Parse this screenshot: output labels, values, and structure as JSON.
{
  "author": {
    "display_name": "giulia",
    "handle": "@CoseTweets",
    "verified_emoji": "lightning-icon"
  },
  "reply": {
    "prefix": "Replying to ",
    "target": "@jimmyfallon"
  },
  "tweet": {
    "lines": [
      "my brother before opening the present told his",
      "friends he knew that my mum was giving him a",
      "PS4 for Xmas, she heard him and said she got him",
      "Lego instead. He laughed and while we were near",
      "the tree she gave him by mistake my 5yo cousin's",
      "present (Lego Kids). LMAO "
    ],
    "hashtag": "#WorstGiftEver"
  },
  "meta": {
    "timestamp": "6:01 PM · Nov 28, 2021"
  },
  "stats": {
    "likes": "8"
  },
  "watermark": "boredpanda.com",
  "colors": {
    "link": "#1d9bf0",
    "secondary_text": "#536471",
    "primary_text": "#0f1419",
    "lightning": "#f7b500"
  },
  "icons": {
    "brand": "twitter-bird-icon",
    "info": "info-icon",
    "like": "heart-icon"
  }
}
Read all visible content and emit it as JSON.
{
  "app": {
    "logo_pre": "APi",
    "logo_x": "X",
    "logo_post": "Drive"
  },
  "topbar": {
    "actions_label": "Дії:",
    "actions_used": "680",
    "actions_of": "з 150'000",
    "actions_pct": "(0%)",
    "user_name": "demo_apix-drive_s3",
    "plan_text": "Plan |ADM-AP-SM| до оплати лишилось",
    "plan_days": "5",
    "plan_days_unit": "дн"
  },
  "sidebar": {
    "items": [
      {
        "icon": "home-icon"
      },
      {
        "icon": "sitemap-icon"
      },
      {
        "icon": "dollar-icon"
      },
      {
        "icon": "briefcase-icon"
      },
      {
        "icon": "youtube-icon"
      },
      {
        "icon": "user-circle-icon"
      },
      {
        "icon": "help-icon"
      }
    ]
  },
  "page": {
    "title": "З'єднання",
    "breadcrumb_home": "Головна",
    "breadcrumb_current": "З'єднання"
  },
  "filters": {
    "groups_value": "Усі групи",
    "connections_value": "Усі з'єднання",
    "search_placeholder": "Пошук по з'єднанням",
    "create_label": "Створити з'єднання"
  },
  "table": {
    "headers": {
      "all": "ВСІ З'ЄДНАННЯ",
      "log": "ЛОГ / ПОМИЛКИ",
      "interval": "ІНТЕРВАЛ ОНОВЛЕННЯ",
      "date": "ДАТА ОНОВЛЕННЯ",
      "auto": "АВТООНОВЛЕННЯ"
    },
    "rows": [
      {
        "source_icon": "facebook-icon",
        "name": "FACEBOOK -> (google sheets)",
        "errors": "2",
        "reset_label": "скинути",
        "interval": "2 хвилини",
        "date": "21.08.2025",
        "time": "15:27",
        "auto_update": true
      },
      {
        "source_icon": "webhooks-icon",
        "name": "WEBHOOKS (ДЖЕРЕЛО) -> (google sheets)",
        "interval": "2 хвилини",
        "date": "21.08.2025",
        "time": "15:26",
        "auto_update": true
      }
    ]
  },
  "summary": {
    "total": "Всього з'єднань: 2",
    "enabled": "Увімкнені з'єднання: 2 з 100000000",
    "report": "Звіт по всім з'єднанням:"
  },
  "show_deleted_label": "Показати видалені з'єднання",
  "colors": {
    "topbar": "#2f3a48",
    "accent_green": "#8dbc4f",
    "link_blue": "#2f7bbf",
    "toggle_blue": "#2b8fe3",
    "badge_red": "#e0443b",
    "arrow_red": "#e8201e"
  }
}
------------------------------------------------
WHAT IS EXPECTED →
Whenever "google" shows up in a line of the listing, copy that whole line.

WRITTEN SOLUTION →
        "name": "FACEBOOK -> (google sheets)",
        "name": "WEBHOOKS (ДЖЕРЕЛО) -> (google sheets)",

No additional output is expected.